◆ Instructions for the task
Restate the whole listing below word for word and keep the images out.

◆ The data
====
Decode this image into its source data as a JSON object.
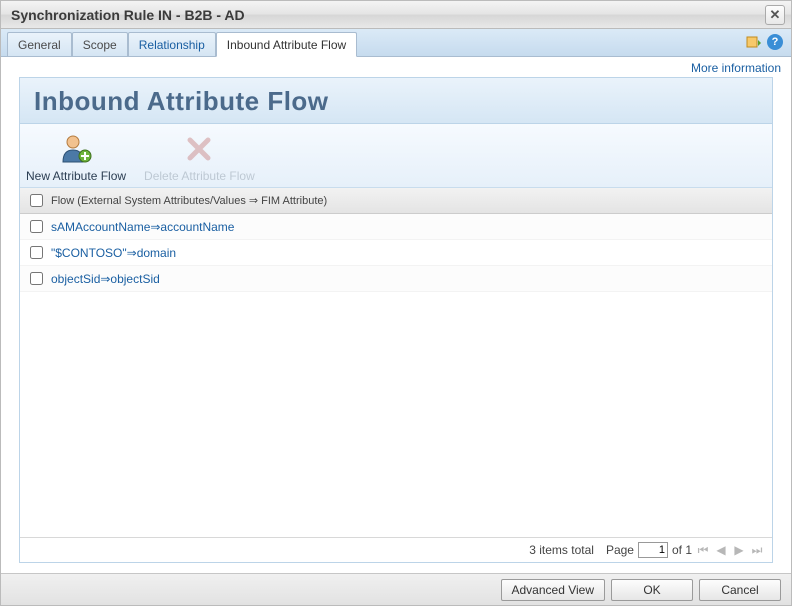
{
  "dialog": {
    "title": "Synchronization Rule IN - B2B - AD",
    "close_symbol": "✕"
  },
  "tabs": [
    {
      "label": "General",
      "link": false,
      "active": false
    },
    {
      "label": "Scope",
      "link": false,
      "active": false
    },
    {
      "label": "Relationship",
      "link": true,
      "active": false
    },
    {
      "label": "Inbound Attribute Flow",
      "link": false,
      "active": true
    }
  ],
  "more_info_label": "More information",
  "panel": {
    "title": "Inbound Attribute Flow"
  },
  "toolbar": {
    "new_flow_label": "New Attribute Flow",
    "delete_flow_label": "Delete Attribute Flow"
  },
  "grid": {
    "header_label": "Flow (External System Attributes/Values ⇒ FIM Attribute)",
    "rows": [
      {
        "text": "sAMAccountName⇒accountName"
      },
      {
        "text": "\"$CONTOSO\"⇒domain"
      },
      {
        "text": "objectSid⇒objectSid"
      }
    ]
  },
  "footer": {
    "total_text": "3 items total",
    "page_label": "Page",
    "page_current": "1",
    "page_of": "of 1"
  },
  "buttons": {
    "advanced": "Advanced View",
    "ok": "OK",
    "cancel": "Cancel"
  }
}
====
◆ Result of this exercise
Decode this image into its source data as a JSON object.
{
  "dialog": {
    "title": "Synchronization Rule IN - B2B - AD",
    "close_symbol": "✕"
  },
  "tabs": [
    {
      "label": "General",
      "link": false,
      "active": false
    },
    {
      "label": "Scope",
      "link": false,
      "active": false
    },
    {
      "label": "Relationship",
      "link": true,
      "active": false
    },
    {
      "label": "Inbound Attribute Flow",
      "link": false,
      "active": true
    }
  ],
  "more_info_label": "More information",
  "panel": {
    "title": "Inbound Attribute Flow"
  },
  "toolbar": {
    "new_flow_label": "New Attribute Flow",
    "delete_flow_label": "Delete Attribute Flow"
  },
  "grid": {
    "header_label": "Flow (External System Attributes/Values ⇒ FIM Attribute)",
    "rows": [
      {
        "text": "sAMAccountName⇒accountName"
      },
      {
        "text": "\"$CONTOSO\"⇒domain"
      },
      {
        "text": "objectSid⇒objectSid"
      }
    ]
  },
  "footer": {
    "total_text": "3 items total",
    "page_label": "Page",
    "page_current": "1",
    "page_of": "of 1"
  },
  "buttons": {
    "advanced": "Advanced View",
    "ok": "OK",
    "cancel": "Cancel"
  }
}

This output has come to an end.